"Any damn fool can navigate the world sober. It takes a really good sailor to do it drunk." - Sir Francis Chichester when asked why he carried so much alcohol on his solo sail around the world.

Sunday, September 16, 2012

2013 Solo Mac Qualified

I’m qualified! This past week I took off for my solo Mac Race qualifier; sail a minimum of 24 hrs and a minimum of 100 miles on the boat that I planned on racing. I barely made the 24 hrs, I had to sail outside of Chicago to add time, but I sailed over 150 miles. I left Chicago under small craft warnings with wind in the mid 20’s and gust higher, and steep monstrous waves that sent green water running down the deck. The wind was coming from the NW and I was heading north, so it was going to be wet and lumpy for at least half of the trip.

In all of the sailing that I’ve done, never have I been hit by a bat. About 5 hours out of Chicago, still in daylight, as I went forward to do one of 14 headsail changes, I felt something hit me in the chest, this was at about the same time that a wave came roaring down the deck. I changed the headsail, went back to the cockpit and there laying the in cockpit was a small black bat. I’m not sure if he flew into me or was carried by the wave, but he was to become some happy fish snack.

Despite the waves and wind the trip north was uneventful, until I was offshore of Milwaukee, WI when I was hit by a 52 MPH squall that put Bootlegger on her side and had me testing the limits of my tether and harness. I was caught with a #4 and a main with a 2nd reef, which would appear to be not that much sail, but in these winds was way too much. I tried to roll up the 4 only to have the lazy sheet wrap around the block and sheet so that I couldn’t reduce sail, and the main refused to come down because of the pressure on it. Then to make matters worse the main halyard wrapped around the starboard upper spreader, another first. It took a while, but everything was sorted out and the only damage was a tear in the leech of the main from the flogging. Lots of lessons learned.

After the squall the wind shifted to the SW for a short period of time and went very light, slowing my progress back to Chicago to 3kts with very lumpy seas. The original wind returned and off we went to Chicago.

Since returning home I have talked with every accomplished singlehanded sailor and sail maker that I could find and have sorted out and confirmed what I need to change on Bootlegger to make her faster and easier to sail. Don’t get me wrong, Bootlegger is a great boat, but she can always be better. In the mean time I can’t wait to go out again.

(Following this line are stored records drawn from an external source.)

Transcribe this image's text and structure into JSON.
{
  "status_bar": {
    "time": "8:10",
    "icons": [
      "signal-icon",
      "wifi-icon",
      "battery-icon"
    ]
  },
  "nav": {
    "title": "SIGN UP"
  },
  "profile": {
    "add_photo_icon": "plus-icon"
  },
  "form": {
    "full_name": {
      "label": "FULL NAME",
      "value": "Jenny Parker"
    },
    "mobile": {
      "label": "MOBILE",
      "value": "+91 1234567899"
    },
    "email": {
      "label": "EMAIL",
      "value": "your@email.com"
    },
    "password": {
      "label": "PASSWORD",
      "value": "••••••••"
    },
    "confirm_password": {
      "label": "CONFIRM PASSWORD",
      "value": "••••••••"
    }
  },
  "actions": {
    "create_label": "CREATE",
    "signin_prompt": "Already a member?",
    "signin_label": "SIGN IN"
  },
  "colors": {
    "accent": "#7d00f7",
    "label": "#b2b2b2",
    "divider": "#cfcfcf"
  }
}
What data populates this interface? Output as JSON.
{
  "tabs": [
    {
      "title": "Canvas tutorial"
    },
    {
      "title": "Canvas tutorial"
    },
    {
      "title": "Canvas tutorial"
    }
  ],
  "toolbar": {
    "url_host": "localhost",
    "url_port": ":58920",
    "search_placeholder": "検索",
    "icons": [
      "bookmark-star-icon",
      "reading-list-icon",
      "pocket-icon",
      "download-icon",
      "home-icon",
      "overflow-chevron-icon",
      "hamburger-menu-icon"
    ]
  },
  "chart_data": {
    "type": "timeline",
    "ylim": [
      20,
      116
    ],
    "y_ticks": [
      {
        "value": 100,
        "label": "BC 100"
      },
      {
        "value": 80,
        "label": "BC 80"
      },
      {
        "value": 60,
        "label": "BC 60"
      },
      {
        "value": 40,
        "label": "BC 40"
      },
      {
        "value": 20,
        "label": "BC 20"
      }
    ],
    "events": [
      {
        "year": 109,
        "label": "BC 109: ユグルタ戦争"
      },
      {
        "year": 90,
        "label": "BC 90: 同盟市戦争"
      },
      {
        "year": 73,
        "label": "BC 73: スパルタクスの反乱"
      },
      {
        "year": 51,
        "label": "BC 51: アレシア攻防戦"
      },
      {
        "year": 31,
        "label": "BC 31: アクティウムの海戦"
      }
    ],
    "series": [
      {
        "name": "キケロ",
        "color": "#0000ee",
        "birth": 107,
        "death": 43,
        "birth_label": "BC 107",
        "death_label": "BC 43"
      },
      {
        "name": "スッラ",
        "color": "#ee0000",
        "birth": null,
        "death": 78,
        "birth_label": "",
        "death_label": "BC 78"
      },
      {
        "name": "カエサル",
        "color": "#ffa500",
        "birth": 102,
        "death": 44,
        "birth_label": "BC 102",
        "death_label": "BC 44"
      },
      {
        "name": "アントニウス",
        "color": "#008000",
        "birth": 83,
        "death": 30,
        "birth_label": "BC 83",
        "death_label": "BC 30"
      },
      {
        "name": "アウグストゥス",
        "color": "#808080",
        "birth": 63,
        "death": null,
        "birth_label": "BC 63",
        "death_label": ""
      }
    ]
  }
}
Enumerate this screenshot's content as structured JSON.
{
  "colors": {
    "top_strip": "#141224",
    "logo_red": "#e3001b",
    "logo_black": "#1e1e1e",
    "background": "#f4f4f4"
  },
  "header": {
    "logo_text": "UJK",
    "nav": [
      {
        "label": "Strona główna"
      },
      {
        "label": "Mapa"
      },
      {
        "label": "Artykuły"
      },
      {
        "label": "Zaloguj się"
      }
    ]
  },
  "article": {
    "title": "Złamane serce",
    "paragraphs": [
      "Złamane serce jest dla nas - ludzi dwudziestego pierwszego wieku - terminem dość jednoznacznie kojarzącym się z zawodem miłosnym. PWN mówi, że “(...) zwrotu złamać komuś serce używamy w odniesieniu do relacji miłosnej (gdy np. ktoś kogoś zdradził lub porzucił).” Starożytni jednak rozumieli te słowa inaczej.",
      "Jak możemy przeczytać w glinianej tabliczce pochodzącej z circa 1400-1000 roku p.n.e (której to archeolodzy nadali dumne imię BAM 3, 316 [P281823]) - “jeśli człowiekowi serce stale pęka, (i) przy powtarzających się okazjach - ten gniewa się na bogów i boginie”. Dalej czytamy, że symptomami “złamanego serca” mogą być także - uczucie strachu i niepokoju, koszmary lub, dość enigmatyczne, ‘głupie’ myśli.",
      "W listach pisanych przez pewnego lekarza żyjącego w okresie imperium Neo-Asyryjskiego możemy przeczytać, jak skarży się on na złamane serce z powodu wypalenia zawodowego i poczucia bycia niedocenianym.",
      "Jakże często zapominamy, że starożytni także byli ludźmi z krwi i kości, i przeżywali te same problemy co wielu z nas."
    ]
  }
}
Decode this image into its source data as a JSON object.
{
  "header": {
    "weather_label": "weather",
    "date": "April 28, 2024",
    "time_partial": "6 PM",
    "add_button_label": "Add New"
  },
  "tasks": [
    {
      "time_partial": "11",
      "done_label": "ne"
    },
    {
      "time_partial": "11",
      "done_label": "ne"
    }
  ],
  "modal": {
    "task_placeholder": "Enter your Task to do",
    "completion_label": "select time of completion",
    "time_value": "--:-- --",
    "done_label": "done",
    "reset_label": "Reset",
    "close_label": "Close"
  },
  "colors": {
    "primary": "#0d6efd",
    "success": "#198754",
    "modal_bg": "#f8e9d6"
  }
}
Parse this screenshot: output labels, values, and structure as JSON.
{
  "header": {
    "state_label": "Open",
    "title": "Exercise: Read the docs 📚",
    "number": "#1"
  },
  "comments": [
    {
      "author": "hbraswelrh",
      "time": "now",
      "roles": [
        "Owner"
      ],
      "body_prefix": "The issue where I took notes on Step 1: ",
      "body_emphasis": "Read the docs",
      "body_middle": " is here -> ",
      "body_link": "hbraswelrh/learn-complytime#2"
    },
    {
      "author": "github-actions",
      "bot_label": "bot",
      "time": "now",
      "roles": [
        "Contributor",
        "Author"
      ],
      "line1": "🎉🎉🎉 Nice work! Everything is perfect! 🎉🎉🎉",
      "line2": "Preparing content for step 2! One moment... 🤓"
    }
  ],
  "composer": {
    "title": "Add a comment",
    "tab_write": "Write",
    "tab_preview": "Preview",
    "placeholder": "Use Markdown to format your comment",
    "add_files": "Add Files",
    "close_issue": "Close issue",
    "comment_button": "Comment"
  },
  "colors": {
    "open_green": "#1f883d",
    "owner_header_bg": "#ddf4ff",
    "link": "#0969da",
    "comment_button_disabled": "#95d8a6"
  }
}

Why do I like singlehanded sailing? Most people go about their lives never having to take 100% responsibility for everything they do, not so with singlehanded sailing. Something goes wrong or right and you have to deal with it, it’s that simple. Singlehanded sailing also makes you a better sailor because you’re helmsman, navigator, mechanic, weatherman, trimmer, grinder, tactician, etc.
I really need to get a waterproof camera.